By Steven Ehrenberg

Technicians work on the the cargo carried by a rocket
Technicians work on the the cargo carried by a rocket. for the New Horizons mission to the planet Pluto on Friday, November 4, 2005, at the Kennedy Space Center in Cape Canaveral, Florida.
(Photo: John Raoux/AP Wide World)
December 20, 2005—The first spacecraft designed to visit Pluto headed to the launchpad this weekend. In less than a month, New Horizons will blast off from Cape Canaveral, Florida, on a historic journey to the edge of our solar system.

The piano-sized spacecraft will also check out Pluto's moon, Charon, as well as two other moons discovered only this year. New Horizons will sample Pluto's atmosphere, take its temperature, snap pictures, and then poke around the neighborhood.

The mission "takes us 4 billion miles away and 4 billion years back in time," said Alan Stern, the project's lead scientist. Pluto is so far from Earth that if you stood on its icy surface, the sun would look no bigger than a star in the clear black sky.

Pluto's Identity Crisis

Pluto was discovered 75 years ago and hailed as the solar system's ninth, and possibly final, planet. But recently, scientists have found several objects in Pluto's neighborhood that look suspiciously like Pluto.

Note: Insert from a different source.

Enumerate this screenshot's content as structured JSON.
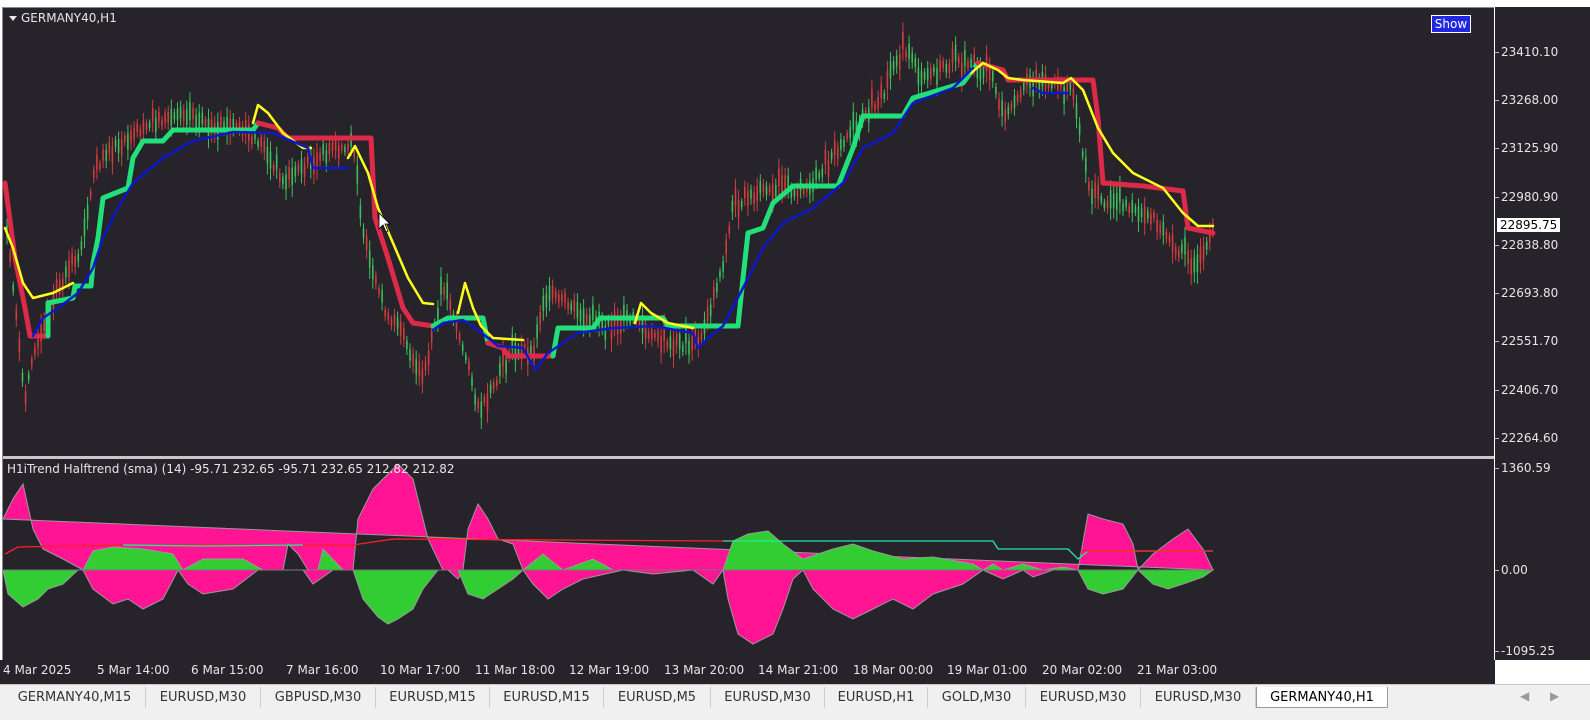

Two of them, Quaoar and Sedna, are more than half Pluto's size.

The discoveries have triggered a debate—what is a planet? What does Pluto, a chunk of ice and rock, have in common with Saturn, a gas giant more than 20 times larger? Both circle the sun, and both are round, but the similarities end there.

Because so little is known about Pluto, astronomers are excited about the New Horizons mission. "We're going to see things we've never dreamed of," said astronomer Marc Buie.

Astronomers will have to be patient. New Horizons isn't scheduled to reach Pluto until the year 2015.